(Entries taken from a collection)
++++++++++

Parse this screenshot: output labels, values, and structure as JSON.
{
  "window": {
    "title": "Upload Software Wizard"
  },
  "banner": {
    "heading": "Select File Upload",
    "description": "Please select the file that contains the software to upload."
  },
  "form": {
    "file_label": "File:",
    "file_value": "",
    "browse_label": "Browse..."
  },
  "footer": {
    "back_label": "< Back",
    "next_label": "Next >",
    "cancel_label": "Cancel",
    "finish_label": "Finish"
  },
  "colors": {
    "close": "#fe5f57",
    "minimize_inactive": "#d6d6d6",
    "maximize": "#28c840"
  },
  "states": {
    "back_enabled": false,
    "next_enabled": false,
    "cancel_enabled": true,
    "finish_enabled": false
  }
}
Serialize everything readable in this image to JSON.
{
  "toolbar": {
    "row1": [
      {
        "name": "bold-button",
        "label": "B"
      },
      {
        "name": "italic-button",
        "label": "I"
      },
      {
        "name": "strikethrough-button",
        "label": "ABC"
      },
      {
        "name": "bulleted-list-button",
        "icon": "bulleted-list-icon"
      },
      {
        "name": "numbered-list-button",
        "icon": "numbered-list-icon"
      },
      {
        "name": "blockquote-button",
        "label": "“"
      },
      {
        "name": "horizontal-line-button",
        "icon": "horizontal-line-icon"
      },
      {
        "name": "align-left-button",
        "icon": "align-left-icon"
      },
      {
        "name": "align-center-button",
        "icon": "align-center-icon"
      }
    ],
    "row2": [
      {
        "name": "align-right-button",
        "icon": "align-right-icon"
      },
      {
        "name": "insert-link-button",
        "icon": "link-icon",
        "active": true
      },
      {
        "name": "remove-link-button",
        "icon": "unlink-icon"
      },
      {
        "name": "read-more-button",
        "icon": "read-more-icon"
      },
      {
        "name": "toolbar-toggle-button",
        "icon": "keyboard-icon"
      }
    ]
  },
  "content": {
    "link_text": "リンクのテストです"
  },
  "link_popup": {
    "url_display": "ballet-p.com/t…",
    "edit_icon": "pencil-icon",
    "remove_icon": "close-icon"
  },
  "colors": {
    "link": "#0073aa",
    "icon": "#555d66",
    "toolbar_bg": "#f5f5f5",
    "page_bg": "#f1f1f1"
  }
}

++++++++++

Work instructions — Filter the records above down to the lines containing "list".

Written answer —
        "name": "bulleted-list-button",
        "icon": "bulleted-list-icon"
        "name": "numbered-list-button",
        "icon": "numbered-list-icon"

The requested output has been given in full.